- **Exercise description**:
Copy the records below exactly, leaving out every picture.
--- The data Enclosed Below ---
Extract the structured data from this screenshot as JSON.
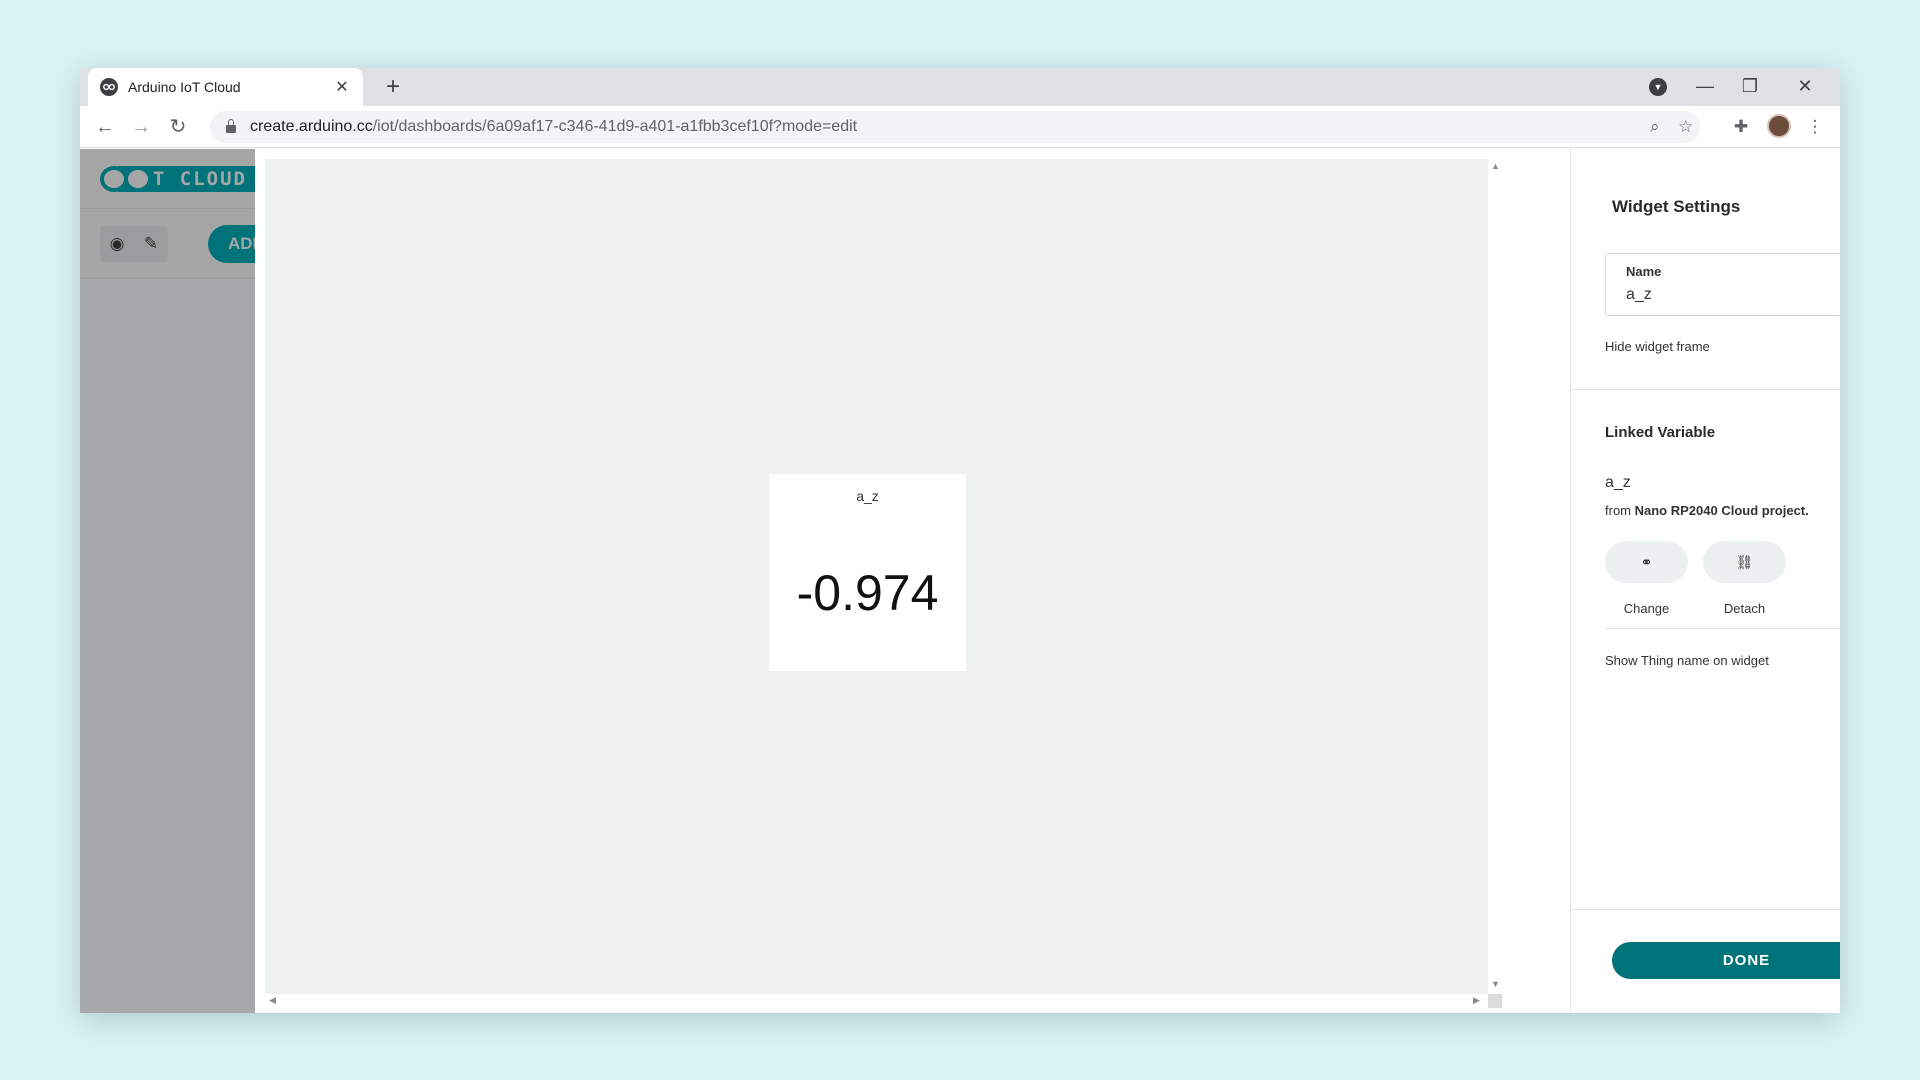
{
  "browser": {
    "tab_title": "Arduino IoT Cloud",
    "url_host": "create.arduino.cc",
    "url_path": "/iot/dashboards/6a09af17-c346-41d9-a401-a1fbb3cef10f?mode=edit"
  },
  "left_nav": {
    "logo_text": "IOT CLOUD",
    "add_button_label": "ADD"
  },
  "widget": {
    "name": "a_z",
    "value": "-0.974"
  },
  "settings": {
    "title": "Widget Settings",
    "name_label": "Name",
    "name_value": "a_z",
    "hide_frame_label": "Hide widget frame",
    "hide_frame_on": false,
    "linked_variable_title": "Linked Variable",
    "variable_name": "a_z",
    "source_prefix": "from",
    "source_name": "Nano RP2040 Cloud project.",
    "change_label": "Change",
    "detach_label": "Detach",
    "show_thing_label": "Show Thing name on widget",
    "show_thing_on": false,
    "done_label": "DONE"
  },
  "colors": {
    "accent": "#00737a",
    "page_bg": "#d9f3f5"
  }
}
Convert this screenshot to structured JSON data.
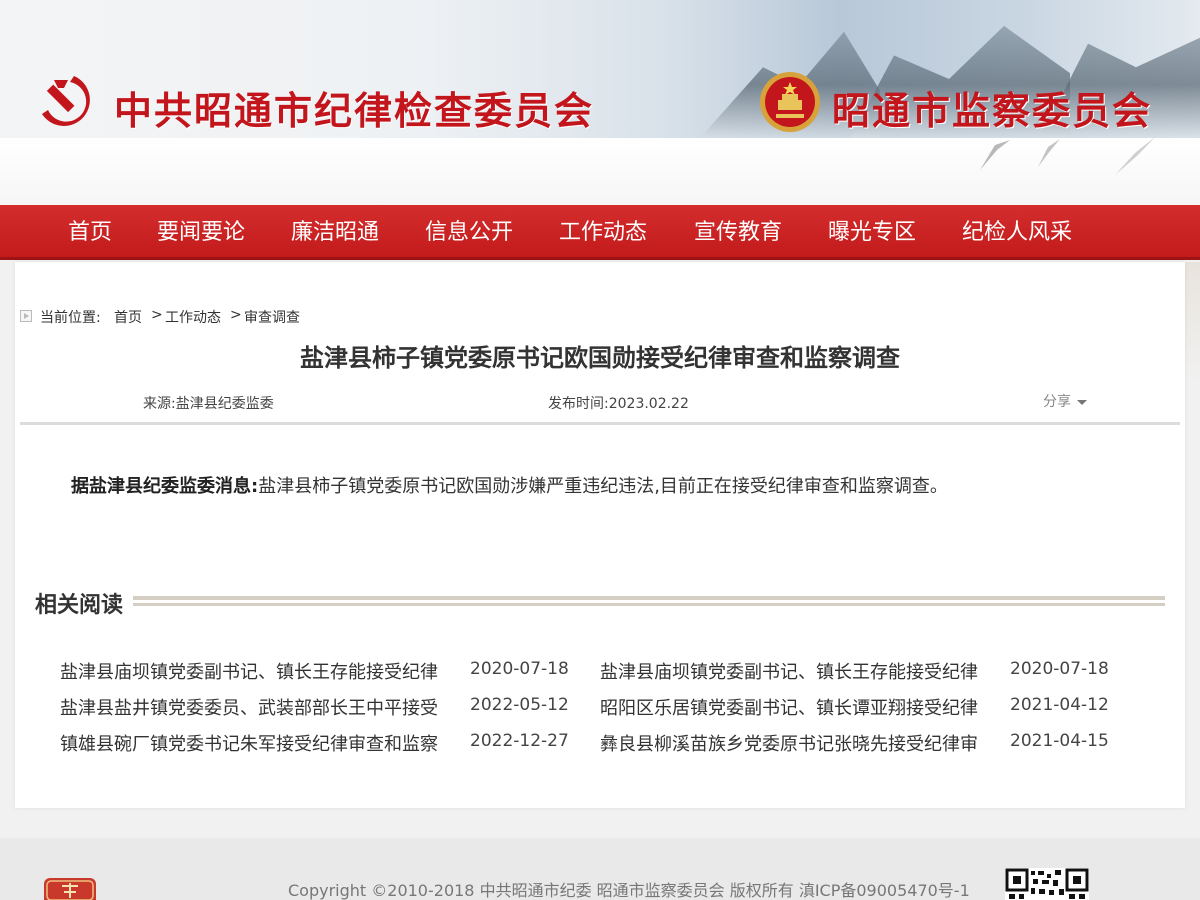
{
  "header": {
    "title_left": "中共昭通市纪律检查委员会",
    "title_right": "昭通市监察委员会"
  },
  "nav": {
    "items": [
      "首页",
      "要闻要论",
      "廉洁昭通",
      "信息公开",
      "工作动态",
      "宣传教育",
      "曝光专区",
      "纪检人风采"
    ]
  },
  "breadcrumb": {
    "label": "当前位置:",
    "items": [
      "首页",
      "工作动态",
      "审查调查"
    ],
    "separator": ">"
  },
  "article": {
    "title": "盐津县柿子镇党委原书记欧国勋接受纪律审查和监察调查",
    "source": "来源:盐津县纪委监委",
    "published": "发布时间:2023.02.22",
    "share_label": "分享",
    "lead": "据盐津县纪委监委消息:",
    "body": "盐津县柿子镇党委原书记欧国勋涉嫌严重违纪违法,目前正在接受纪律审查和监察调查。"
  },
  "related": {
    "title": "相关阅读",
    "items": [
      {
        "title": "盐津县庙坝镇党委副书记、镇长王存能接受纪律",
        "date": "2020-07-18"
      },
      {
        "title": "盐津县庙坝镇党委副书记、镇长王存能接受纪律",
        "date": "2020-07-18"
      },
      {
        "title": "盐津县盐井镇党委委员、武装部部长王中平接受",
        "date": "2022-05-12"
      },
      {
        "title": "昭阳区乐居镇党委副书记、镇长谭亚翔接受纪律",
        "date": "2021-04-12"
      },
      {
        "title": "镇雄县碗厂镇党委书记朱军接受纪律审查和监察",
        "date": "2022-12-27"
      },
      {
        "title": "彝良县柳溪苗族乡党委原书记张晓先接受纪律审",
        "date": "2021-04-15"
      }
    ]
  },
  "footer": {
    "copyright": "Copyright ©2010-2018 中共昭通市纪委 昭通市监察委员会 版权所有 滇ICP备09005470号-1"
  },
  "colors": {
    "brand_red": "#c3161c",
    "nav_red": "#cf2424"
  }
}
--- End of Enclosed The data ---
- **Result**:
Extract the structured data from this screenshot as JSON.
{
  "browser": {
    "tab_title": "Arduino IoT Cloud",
    "url_host": "create.arduino.cc",
    "url_path": "/iot/dashboards/6a09af17-c346-41d9-a401-a1fbb3cef10f?mode=edit"
  },
  "left_nav": {
    "logo_text": "IOT CLOUD",
    "add_button_label": "ADD"
  },
  "widget": {
    "name": "a_z",
    "value": "-0.974"
  },
  "settings": {
    "title": "Widget Settings",
    "name_label": "Name",
    "name_value": "a_z",
    "hide_frame_label": "Hide widget frame",
    "hide_frame_on": false,
    "linked_variable_title": "Linked Variable",
    "variable_name": "a_z",
    "source_prefix": "from",
    "source_name": "Nano RP2040 Cloud project.",
    "change_label": "Change",
    "detach_label": "Detach",
    "show_thing_label": "Show Thing name on widget",
    "show_thing_on": false,
    "done_label": "DONE"
  },
  "colors": {
    "accent": "#00737a",
    "page_bg": "#d9f3f5"
  }
}
Convert this screenshot to structured JSON data.
{
  "header": {
    "title_left": "中共昭通市纪律检查委员会",
    "title_right": "昭通市监察委员会"
  },
  "nav": {
    "items": [
      "首页",
      "要闻要论",
      "廉洁昭通",
      "信息公开",
      "工作动态",
      "宣传教育",
      "曝光专区",
      "纪检人风采"
    ]
  },
  "breadcrumb": {
    "label": "当前位置:",
    "items": [
      "首页",
      "工作动态",
      "审查调查"
    ],
    "separator": ">"
  },
  "article": {
    "title": "盐津县柿子镇党委原书记欧国勋接受纪律审查和监察调查",
    "source": "来源:盐津县纪委监委",
    "published": "发布时间:2023.02.22",
    "share_label": "分享",
    "lead": "据盐津县纪委监委消息:",
    "body": "盐津县柿子镇党委原书记欧国勋涉嫌严重违纪违法,目前正在接受纪律审查和监察调查。"
  },
  "related": {
    "title": "相关阅读",
    "items": [
      {
        "title": "盐津县庙坝镇党委副书记、镇长王存能接受纪律",
        "date": "2020-07-18"
      },
      {
        "title": "盐津县庙坝镇党委副书记、镇长王存能接受纪律",
        "date": "2020-07-18"
      },
      {
        "title": "盐津县盐井镇党委委员、武装部部长王中平接受",
        "date": "2022-05-12"
      },
      {
        "title": "昭阳区乐居镇党委副书记、镇长谭亚翔接受纪律",
        "date": "2021-04-12"
      },
      {
        "title": "镇雄县碗厂镇党委书记朱军接受纪律审查和监察",
        "date": "2022-12-27"
      },
      {
        "title": "彝良县柳溪苗族乡党委原书记张晓先接受纪律审",
        "date": "2021-04-15"
      }
    ]
  },
  "footer": {
    "copyright": "Copyright ©2010-2018 中共昭通市纪委 昭通市监察委员会 版权所有 滇ICP备09005470号-1"
  },
  "colors": {
    "brand_red": "#c3161c",
    "nav_red": "#cf2424"
  }
}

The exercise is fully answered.